◆ **To do**
Would you please return every line from the listing that contains the word "FRONTAL"?

◆ **Supplied data**
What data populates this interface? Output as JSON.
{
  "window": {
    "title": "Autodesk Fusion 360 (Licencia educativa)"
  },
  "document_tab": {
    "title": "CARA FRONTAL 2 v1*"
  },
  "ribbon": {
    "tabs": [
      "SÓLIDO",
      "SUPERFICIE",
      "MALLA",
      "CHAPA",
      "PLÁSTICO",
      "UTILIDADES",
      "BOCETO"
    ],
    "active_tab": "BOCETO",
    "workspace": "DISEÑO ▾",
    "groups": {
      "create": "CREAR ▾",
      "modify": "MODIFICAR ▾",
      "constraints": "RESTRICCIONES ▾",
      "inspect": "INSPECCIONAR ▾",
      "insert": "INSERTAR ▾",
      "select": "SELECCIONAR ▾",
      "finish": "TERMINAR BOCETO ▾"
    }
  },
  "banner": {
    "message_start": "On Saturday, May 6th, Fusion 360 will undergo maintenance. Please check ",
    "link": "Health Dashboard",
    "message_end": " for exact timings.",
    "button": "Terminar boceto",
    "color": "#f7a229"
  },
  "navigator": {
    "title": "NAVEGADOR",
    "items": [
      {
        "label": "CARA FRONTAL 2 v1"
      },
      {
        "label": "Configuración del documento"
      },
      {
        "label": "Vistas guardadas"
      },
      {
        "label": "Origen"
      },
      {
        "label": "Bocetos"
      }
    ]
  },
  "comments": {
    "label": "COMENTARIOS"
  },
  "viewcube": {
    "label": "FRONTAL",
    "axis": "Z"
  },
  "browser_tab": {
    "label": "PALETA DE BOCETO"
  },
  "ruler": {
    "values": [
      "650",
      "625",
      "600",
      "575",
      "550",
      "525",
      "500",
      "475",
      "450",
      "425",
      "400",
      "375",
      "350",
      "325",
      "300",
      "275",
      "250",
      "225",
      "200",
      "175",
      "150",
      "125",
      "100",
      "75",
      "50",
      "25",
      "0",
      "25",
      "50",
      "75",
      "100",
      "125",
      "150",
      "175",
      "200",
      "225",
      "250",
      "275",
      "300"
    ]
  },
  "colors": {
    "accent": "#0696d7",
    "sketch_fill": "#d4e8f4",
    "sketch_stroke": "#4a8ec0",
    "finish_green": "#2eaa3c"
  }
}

◆ **The completed task**
    "title": "CARA FRONTAL 2 v1*"
        "label": "CARA FRONTAL 2 v1"
    "label": "FRONTAL",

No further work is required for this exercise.